### Directions for this task
If a line in the entries below includes "UniqueCustomerList", pick it out and copy it.

Website and app data records:

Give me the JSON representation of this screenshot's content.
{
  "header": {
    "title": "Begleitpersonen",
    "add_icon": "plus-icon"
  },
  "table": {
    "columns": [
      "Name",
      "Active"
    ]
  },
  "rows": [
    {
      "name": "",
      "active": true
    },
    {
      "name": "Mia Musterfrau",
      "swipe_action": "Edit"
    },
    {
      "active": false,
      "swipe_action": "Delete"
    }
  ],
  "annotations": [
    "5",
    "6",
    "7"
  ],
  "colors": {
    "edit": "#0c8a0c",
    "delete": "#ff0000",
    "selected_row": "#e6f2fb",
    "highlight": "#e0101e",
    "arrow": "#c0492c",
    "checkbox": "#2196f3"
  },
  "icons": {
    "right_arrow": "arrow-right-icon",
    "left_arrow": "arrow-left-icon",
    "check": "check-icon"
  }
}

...

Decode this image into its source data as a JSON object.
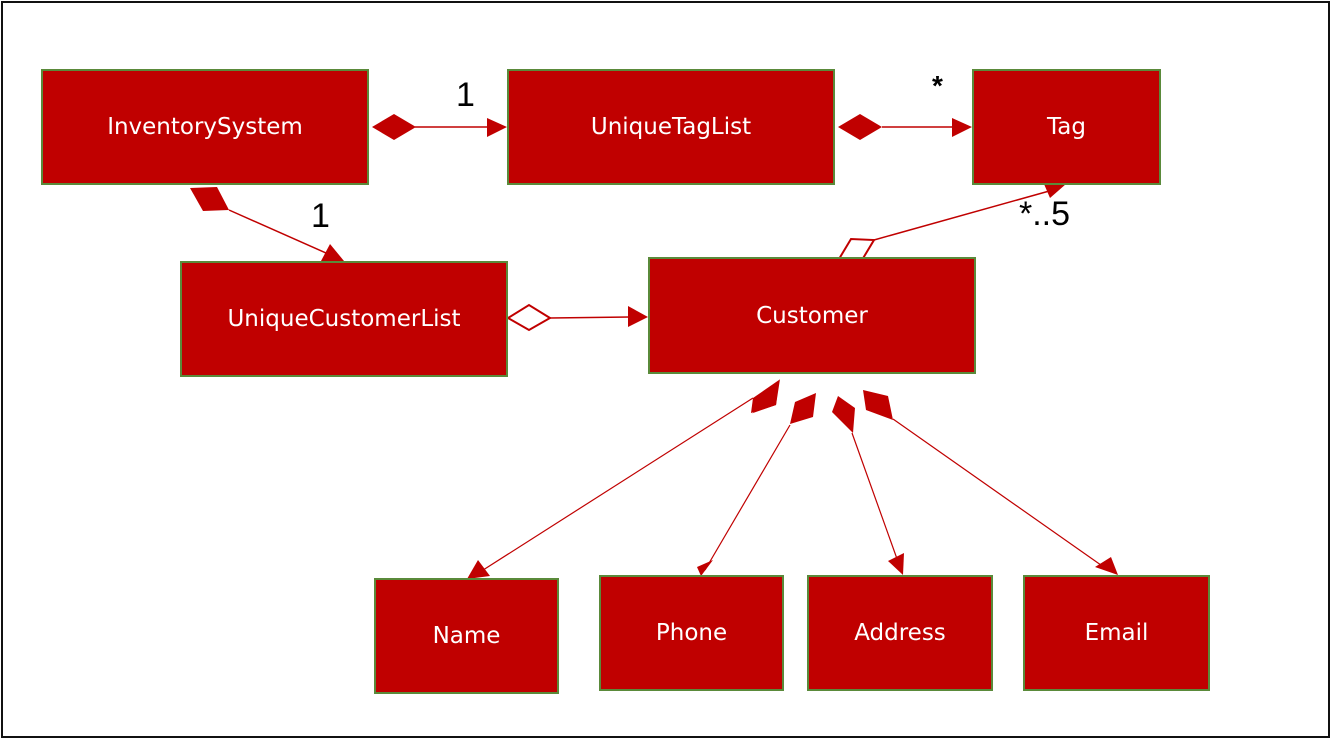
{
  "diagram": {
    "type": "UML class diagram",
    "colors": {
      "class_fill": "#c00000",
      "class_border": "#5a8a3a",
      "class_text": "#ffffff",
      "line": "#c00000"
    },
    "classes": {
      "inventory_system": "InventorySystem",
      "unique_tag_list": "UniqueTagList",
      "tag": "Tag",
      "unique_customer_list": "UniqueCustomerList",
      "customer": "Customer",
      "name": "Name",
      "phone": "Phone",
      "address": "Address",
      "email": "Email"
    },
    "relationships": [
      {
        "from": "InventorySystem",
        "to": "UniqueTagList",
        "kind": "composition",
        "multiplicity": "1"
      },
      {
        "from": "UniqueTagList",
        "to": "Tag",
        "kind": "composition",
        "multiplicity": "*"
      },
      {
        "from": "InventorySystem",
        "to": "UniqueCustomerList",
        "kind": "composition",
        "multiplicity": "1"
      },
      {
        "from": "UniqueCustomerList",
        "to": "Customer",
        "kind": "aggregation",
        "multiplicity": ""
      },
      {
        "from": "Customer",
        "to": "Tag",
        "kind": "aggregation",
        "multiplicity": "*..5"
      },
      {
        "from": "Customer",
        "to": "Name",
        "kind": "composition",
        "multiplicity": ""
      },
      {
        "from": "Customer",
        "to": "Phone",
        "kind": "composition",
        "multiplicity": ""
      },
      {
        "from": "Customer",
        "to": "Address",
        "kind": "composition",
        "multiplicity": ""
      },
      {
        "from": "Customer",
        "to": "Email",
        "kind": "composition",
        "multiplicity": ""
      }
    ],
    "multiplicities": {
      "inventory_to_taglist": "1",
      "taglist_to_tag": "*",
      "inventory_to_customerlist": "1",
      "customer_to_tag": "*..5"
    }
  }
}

### Exercise response
      "unique_customer_list": "UniqueCustomerList",
        "to": "UniqueCustomerList",
        "from": "UniqueCustomerList",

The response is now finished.